◆ Supplied data
######

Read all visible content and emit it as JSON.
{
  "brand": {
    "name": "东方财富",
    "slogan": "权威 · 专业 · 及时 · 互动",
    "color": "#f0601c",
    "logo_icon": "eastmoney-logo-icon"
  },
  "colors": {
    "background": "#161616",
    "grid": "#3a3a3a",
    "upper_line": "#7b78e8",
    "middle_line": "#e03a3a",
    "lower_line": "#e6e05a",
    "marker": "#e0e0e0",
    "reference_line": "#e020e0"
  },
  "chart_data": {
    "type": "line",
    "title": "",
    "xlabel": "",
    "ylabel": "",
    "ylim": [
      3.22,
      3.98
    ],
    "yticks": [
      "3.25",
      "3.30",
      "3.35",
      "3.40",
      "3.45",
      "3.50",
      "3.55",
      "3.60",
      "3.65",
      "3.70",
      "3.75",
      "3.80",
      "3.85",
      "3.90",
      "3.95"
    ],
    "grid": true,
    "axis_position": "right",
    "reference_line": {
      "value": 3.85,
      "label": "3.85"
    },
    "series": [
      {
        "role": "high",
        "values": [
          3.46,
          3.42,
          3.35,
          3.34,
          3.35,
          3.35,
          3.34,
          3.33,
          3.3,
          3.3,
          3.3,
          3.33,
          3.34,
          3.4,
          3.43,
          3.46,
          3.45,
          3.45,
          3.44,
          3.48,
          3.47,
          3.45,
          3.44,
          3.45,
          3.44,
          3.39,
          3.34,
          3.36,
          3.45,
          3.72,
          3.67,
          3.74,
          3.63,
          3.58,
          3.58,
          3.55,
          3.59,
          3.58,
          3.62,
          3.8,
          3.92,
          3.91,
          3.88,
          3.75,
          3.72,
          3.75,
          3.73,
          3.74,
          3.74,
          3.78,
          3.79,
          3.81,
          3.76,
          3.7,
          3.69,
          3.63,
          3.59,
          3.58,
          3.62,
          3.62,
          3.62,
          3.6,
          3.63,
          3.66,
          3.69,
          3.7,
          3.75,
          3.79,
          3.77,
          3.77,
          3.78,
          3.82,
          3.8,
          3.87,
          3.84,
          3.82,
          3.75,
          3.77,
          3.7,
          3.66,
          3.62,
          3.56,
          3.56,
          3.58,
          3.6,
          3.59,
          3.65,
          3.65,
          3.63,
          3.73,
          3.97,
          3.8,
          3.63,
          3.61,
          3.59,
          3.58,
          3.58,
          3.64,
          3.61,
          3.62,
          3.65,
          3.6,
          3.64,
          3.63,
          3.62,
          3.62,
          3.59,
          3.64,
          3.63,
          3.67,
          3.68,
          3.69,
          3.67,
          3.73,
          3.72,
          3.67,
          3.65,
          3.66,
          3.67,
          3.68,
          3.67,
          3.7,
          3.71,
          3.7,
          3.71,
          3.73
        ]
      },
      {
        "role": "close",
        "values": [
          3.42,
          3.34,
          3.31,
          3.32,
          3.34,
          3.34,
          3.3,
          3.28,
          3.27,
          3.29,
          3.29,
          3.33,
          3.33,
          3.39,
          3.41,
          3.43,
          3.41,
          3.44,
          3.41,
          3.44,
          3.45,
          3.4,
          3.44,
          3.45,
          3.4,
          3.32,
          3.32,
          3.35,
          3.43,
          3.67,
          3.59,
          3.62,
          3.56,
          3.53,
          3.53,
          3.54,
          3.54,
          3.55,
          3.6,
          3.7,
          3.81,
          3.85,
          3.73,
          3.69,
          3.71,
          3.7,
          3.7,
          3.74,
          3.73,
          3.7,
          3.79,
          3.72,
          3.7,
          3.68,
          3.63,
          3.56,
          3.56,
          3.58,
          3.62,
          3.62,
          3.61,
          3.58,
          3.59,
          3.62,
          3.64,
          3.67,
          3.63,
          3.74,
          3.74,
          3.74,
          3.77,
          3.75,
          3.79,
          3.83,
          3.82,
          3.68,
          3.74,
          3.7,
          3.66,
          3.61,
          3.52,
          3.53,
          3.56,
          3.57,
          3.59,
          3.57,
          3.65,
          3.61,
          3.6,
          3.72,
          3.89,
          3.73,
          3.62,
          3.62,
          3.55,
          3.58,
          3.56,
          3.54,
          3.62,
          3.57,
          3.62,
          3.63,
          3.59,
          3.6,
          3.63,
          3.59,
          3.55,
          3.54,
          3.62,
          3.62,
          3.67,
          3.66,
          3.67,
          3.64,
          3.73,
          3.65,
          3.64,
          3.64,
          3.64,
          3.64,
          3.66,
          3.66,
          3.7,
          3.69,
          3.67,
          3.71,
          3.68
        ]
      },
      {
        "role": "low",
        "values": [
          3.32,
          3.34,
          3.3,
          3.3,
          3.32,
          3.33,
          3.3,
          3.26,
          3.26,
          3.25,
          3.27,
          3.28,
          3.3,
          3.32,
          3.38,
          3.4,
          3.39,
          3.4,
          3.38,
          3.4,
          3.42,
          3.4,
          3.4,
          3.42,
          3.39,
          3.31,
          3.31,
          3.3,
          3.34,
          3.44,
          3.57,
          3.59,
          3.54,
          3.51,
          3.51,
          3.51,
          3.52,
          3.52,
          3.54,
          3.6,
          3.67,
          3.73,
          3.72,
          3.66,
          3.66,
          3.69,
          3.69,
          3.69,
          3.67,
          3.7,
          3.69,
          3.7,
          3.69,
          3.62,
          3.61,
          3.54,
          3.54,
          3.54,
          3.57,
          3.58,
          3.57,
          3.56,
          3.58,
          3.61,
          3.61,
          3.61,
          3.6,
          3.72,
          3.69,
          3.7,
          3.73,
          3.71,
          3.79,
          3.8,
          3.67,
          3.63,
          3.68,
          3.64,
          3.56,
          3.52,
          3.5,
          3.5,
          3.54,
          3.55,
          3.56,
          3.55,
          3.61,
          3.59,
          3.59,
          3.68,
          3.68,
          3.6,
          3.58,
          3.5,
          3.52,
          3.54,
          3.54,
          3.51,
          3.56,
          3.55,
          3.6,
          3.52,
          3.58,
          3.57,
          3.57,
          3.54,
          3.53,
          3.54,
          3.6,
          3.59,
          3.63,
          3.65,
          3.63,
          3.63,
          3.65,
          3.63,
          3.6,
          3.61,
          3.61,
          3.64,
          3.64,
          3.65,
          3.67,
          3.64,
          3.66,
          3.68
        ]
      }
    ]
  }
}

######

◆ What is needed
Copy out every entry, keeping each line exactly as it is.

◆ Written solution
Read all visible content and emit it as JSON.
{
  "brand": {
    "name": "东方财富",
    "slogan": "权威 · 专业 · 及时 · 互动",
    "color": "#f0601c",
    "logo_icon": "eastmoney-logo-icon"
  },
  "colors": {
    "background": "#161616",
    "grid": "#3a3a3a",
    "upper_line": "#7b78e8",
    "middle_line": "#e03a3a",
    "lower_line": "#e6e05a",
    "marker": "#e0e0e0",
    "reference_line": "#e020e0"
  },
  "chart_data": {
    "type": "line",
    "title": "",
    "xlabel": "",
    "ylabel": "",
    "ylim": [
      3.22,
      3.98
    ],
    "yticks": [
      "3.25",
      "3.30",
      "3.35",
      "3.40",
      "3.45",
      "3.50",
      "3.55",
      "3.60",
      "3.65",
      "3.70",
      "3.75",
      "3.80",
      "3.85",
      "3.90",
      "3.95"
    ],
    "grid": true,
    "axis_position": "right",
    "reference_line": {
      "value": 3.85,
      "label": "3.85"
    },
    "series": [
      {
        "role": "high",
        "values": [
          3.46,
          3.42,
          3.35,
          3.34,
          3.35,
          3.35,
          3.34,
          3.33,
          3.3,
          3.3,
          3.3,
          3.33,
          3.34,
          3.4,
          3.43,
          3.46,
          3.45,
          3.45,
          3.44,
          3.48,
          3.47,
          3.45,
          3.44,
          3.45,
          3.44,
          3.39,
          3.34,
          3.36,
          3.45,
          3.72,
          3.67,
          3.74,
          3.63,
          3.58,
          3.58,
          3.55,
          3.59,
          3.58,
          3.62,
          3.8,
          3.92,
          3.91,
          3.88,
          3.75,
          3.72,
          3.75,
          3.73,
          3.74,
          3.74,
          3.78,
          3.79,
          3.81,
          3.76,
          3.7,
          3.69,
          3.63,
          3.59,
          3.58,
          3.62,
          3.62,
          3.62,
          3.6,
          3.63,
          3.66,
          3.69,
          3.7,
          3.75,
          3.79,
          3.77,
          3.77,
          3.78,
          3.82,
          3.8,
          3.87,
          3.84,
          3.82,
          3.75,
          3.77,
          3.7,
          3.66,
          3.62,
          3.56,
          3.56,
          3.58,
          3.6,
          3.59,
          3.65,
          3.65,
          3.63,
          3.73,
          3.97,
          3.8,
          3.63,
          3.61,
          3.59,
          3.58,
          3.58,
          3.64,
          3.61,
          3.62,
          3.65,
          3.6,
          3.64,
          3.63,
          3.62,
          3.62,
          3.59,
          3.64,
          3.63,
          3.67,
          3.68,
          3.69,
          3.67,
          3.73,
          3.72,
          3.67,
          3.65,
          3.66,
          3.67,
          3.68,
          3.67,
          3.7,
          3.71,
          3.7,
          3.71,
          3.73
        ]
      },
      {
        "role": "close",
        "values": [
          3.42,
          3.34,
          3.31,
          3.32,
          3.34,
          3.34,
          3.3,
          3.28,
          3.27,
          3.29,
          3.29,
          3.33,
          3.33,
          3.39,
          3.41,
          3.43,
          3.41,
          3.44,
          3.41,
          3.44,
          3.45,
          3.4,
          3.44,
          3.45,
          3.4,
          3.32,
          3.32,
          3.35,
          3.43,
          3.67,
          3.59,
          3.62,
          3.56,
          3.53,
          3.53,
          3.54,
          3.54,
          3.55,
          3.6,
          3.7,
          3.81,
          3.85,
          3.73,
          3.69,
          3.71,
          3.7,
          3.7,
          3.74,
          3.73,
          3.7,
          3.79,
          3.72,
          3.7,
          3.68,
          3.63,
          3.56,
          3.56,
          3.58,
          3.62,
          3.62,
          3.61,
          3.58,
          3.59,
          3.62,
          3.64,
          3.67,
          3.63,
          3.74,
          3.74,
          3.74,
          3.77,
          3.75,
          3.79,
          3.83,
          3.82,
          3.68,
          3.74,
          3.7,
          3.66,
          3.61,
          3.52,
          3.53,
          3.56,
          3.57,
          3.59,
          3.57,
          3.65,
          3.61,
          3.6,
          3.72,
          3.89,
          3.73,
          3.62,
          3.62,
          3.55,
          3.58,
          3.56,
          3.54,
          3.62,
          3.57,
          3.62,
          3.63,
          3.59,
          3.6,
          3.63,
          3.59,
          3.55,
          3.54,
          3.62,
          3.62,
          3.67,
          3.66,
          3.67,
          3.64,
          3.73,
          3.65,
          3.64,
          3.64,
          3.64,
          3.64,
          3.66,
          3.66,
          3.7,
          3.69,
          3.67,
          3.71,
          3.68
        ]
      },
      {
        "role": "low",
        "values": [
          3.32,
          3.34,
          3.3,
          3.3,
          3.32,
          3.33,
          3.3,
          3.26,
          3.26,
          3.25,
          3.27,
          3.28,
          3.3,
          3.32,
          3.38,
          3.4,
          3.39,
          3.4,
          3.38,
          3.4,
          3.42,
          3.4,
          3.4,
          3.42,
          3.39,
          3.31,
          3.31,
          3.3,
          3.34,
          3.44,
          3.57,
          3.59,
          3.54,
          3.51,
          3.51,
          3.51,
          3.52,
          3.52,
          3.54,
          3.6,
          3.67,
          3.73,
          3.72,
          3.66,
          3.66,
          3.69,
          3.69,
          3.69,
          3.67,
          3.7,
          3.69,
          3.7,
          3.69,
          3.62,
          3.61,
          3.54,
          3.54,
          3.54,
          3.57,
          3.58,
          3.57,
          3.56,
          3.58,
          3.61,
          3.61,
          3.61,
          3.6,
          3.72,
          3.69,
          3.7,
          3.73,
          3.71,
          3.79,
          3.8,
          3.67,
          3.63,
          3.68,
          3.64,
          3.56,
          3.52,
          3.5,
          3.5,
          3.54,
          3.55,
          3.56,
          3.55,
          3.61,
          3.59,
          3.59,
          3.68,
          3.68,
          3.6,
          3.58,
          3.5,
          3.52,
          3.54,
          3.54,
          3.51,
          3.56,
          3.55,
          3.6,
          3.52,
          3.58,
          3.57,
          3.57,
          3.54,
          3.53,
          3.54,
          3.6,
          3.59,
          3.63,
          3.65,
          3.63,
          3.63,
          3.65,
          3.63,
          3.6,
          3.61,
          3.61,
          3.64,
          3.64,
          3.65,
          3.67,
          3.64,
          3.66,
          3.68
        ]
      }
    ]
  }
}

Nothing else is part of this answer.